It’s hard to tell a CPA how to offer advisory services because it’s so specific to firms and peoples’ practices. There really isn’t a boilerplate, standard way of going about it once you start getting into the nuances of how advisory is delivered.
In the past, those at the forefront of this radical movement have been trying to convince the masses that advisory and value pricing was the way to go. Finally, things are changing and accountants want to learn how to offer advisory services, which is huge.
With so much debate about what advisory is, the profession needs a more uniform definition to build upon.
“When I think about advisory, it is a business model that is proactively forward-looking, service-oriented on an ongoing basis that is centered around helping clients achieve their goals and dreams,” said Jasen Stine, tax and accounting education leader at Intuit.
This is a pretty solid definition, folks!
Now that you know what it means, you can start to figure out how advisory fits into tax, bookkeeping, audit — all of it. Once you can package it, you can sell it, and it becomes easier for people to understand.
Getting started is an evolution
“What I’m seeing is a shift from, ‘Well, I’ll think about it,’ kind of a reaction to, ‘You know what? We’re getting serious about this,’” said Stine.
A shift to advisory starts with a top-down view of the firm.
“Go back and take a look at your vision, your strategy, your plan, and your goals,” he said.
Stine also suggests you really think about the impact you and your firm want to have on your community and the people around you. If you build it together, the kind of culture that will support advisory in a sustainable, meaningful way is possible. No more silos!
But the transition to advisory is a tough one. The demand is there in terms of accountants who want to learn this stuff. But the time to do it can be so difficult to balance.
“What I always say is that the more you evolve, the more capacity you get,” said Stine. “When you get more capacity, you can spend more time continuing to change. But it all starts with the first step.”
Helping younger professionals move to advisory

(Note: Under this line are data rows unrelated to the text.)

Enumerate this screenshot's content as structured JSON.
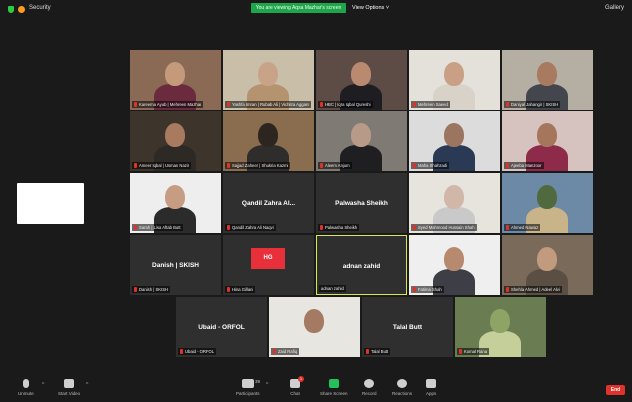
{
  "header": {
    "meeting_title": "Security",
    "speaker_banner": "You are viewing Aqsa Mazhar's screen",
    "view_options": "View Options ˅",
    "gallery_label": "Gallery"
  },
  "tiles": [
    {
      "kind": "video",
      "caption": "Kareema Ayub | Mehreen Mazhar",
      "bg": "#8a6a55",
      "skin": "#c49a7a",
      "cloth": "#6b2a3e"
    },
    {
      "kind": "video",
      "caption": "Yashfa Imran | Rubab Ali | Vichitra Aggarwal",
      "bg": "#c9bfa8",
      "skin": "#c8a387",
      "cloth": "#b6936f"
    },
    {
      "kind": "video",
      "caption": "HBC | Iqra Iqbal Qureshi",
      "bg": "#5c4c45",
      "skin": "#b98a70",
      "cloth": "#1e1e22"
    },
    {
      "kind": "video",
      "caption": "Mehreen Saeed",
      "bg": "#e4e0da",
      "skin": "#c9a085",
      "cloth": "#d9d2c9"
    },
    {
      "kind": "video",
      "caption": "Daniyal Jahangir | SKISH",
      "bg": "#b5aea3",
      "skin": "#a87a5f",
      "cloth": "#44464d"
    },
    {
      "kind": "video",
      "caption": "Ameer Iqbal | Usman Nazir",
      "bg": "#3d342c",
      "skin": "#a87b61",
      "cloth": "#2d2a26"
    },
    {
      "kind": "video",
      "caption": "Sajjad Zaheer | Shukria Kazmi",
      "bg": "#8a6d4f",
      "skin": "#2c2520",
      "cloth": "#2f2d2b"
    },
    {
      "kind": "video",
      "caption": "Aleem Anjum",
      "bg": "#7f7a73",
      "skin": "#b89a88",
      "cloth": "#1f1f21"
    },
    {
      "kind": "video",
      "caption": "Maha Shahzadi",
      "bg": "#dcdcdc",
      "skin": "#9c7560",
      "cloth": "#2a3a55"
    },
    {
      "kind": "video",
      "caption": "Ajeeba Manzoor",
      "bg": "#d6c3c0",
      "skin": "#a5765c",
      "cloth": "#8e2a4a"
    },
    {
      "kind": "video",
      "caption": "Sarah | Lisa Aftab Butt",
      "bg": "#eeeeee",
      "skin": "#c69c82",
      "cloth": "#2b2b2b"
    },
    {
      "kind": "name",
      "name": "Qandil Zahra Al...",
      "caption": "Qandil Zahra Ali Naqvi"
    },
    {
      "kind": "name",
      "name": "Palwasha Sheikh",
      "caption": "Palwasha Sheikh"
    },
    {
      "kind": "video",
      "caption": "Syed Mahmood Hussain Shah",
      "bg": "#e7e4de",
      "skin": "#d0b7a8",
      "cloth": "#c9c9c9"
    },
    {
      "kind": "video",
      "caption": "Ahmed Nawaz",
      "bg": "#6c8aa5",
      "skin": "#4f6a3e",
      "cloth": "#c9b48a"
    },
    {
      "kind": "name",
      "name": "Danish | SKISH",
      "caption": "Danish | SKISH"
    },
    {
      "kind": "brand",
      "logo": "HG",
      "caption": "Hina Gillani"
    },
    {
      "kind": "name",
      "name": "adnan zahid",
      "caption": "adnan zahid",
      "active": true
    },
    {
      "kind": "video",
      "caption": "Fatima Shah",
      "bg": "#efefef",
      "skin": "#b78a70",
      "cloth": "#3e3f46"
    },
    {
      "kind": "video",
      "caption": "Shehla Ahmed | Adeel Alvi",
      "bg": "#7a6a5a",
      "skin": "#c29a7e",
      "cloth": "#5b4f43"
    },
    {
      "kind": "name",
      "name": "Ubaid - ORFOL",
      "caption": "Ubaid - ORFOL"
    },
    {
      "kind": "video",
      "caption": "Zaid Rafiq",
      "bg": "#e8e6e1",
      "skin": "#a47b62",
      "cloth": "#e8e6e1"
    },
    {
      "kind": "name",
      "name": "Talal Butt",
      "caption": "Talal Butt"
    },
    {
      "kind": "video",
      "caption": "Komal Rana",
      "bg": "#6a7d52",
      "skin": "#8da464",
      "cloth": "#c4cf9a"
    }
  ],
  "toolbar": {
    "unmute": "Unmute",
    "start_video": "Start Video",
    "participants": "Participants",
    "participants_count": "39",
    "chat": "Chat",
    "chat_badge": "1",
    "share_screen": "Share Screen",
    "record": "Record",
    "reactions": "Reactions",
    "apps": "Apps",
    "end": "End"
  }
}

Most partners are already great advisors and they are not the ones who need advisory training. Instead, we need to look at younger professionals so they’re comfortable having advisory conversations with clients on their own. There is a benefit to the newness of being in the accounting profession.
“What I would suggest to [younger professionals] is to go learn about the value pricing models as you start to build your client base,” said Stine. “Because the compliance work is going to be there anyway, but [the clients] aren’t going to value that.”
That’s why staff need to be able to move the conversation to advisory services. For example, make sure they know how to say something like: “Yes, we can do your taxes, but here are three other ways you can work with us and get value out of a monthly subscription.”
And that’s where real expertise comes in — helping clients grow and succeed. But what about the doubt that many young professionals have in their own skills and abilities?
“You’re smarter than you’re probably giving yourself credit for,” Stine said. “You’d be surprised at just simply being an outside person who’s focused on the financial health of the business, what you can offer as an insight.”
Technology creates capacity for advisory and innovation
Technology’s role is only just beginning to come to the surface in accounting firms. Stine predicts that the remote work revolution will continue, with better, more intentional experiences, and that automation will take even more of the manual, compliance-driven work off your plate. The question then becomes what will you do with all that time?
You could choose to go home early, after all — you don’t have to work crazy hours to get the same result. Or you can use the time freed up by automation for innovation that will transform your firm. Spend more time brainstorming how to solve clients’ problems or just talking to their business owners to find out what’s going on day-to-day.
As an added bonus, “top talent wants to work at innovative firms,” said Stine.
This is about more than technology; it’s about creating a culture of innovation.
Accountants will be able to lean into their passions and skill sets the more that they become advisors. When you let technology in, understand and embrace new or different processes, and be open to evolving yourself and your firm, great things can happen. Of course, accountants don’t have to travel that road alone; they’ll likely need some help to get to where they’re going.
As the conversations around advisory keep getting louder, firms will need to figure out how they want to fit into this movement. Once the big picture is clearer, accountants can then look at how their firm’s processes and culture can better support a transition to advisory. COVID-19 has really propelled the accounting industry forward by many years, and what’s in store for the future of accounting is just so cool.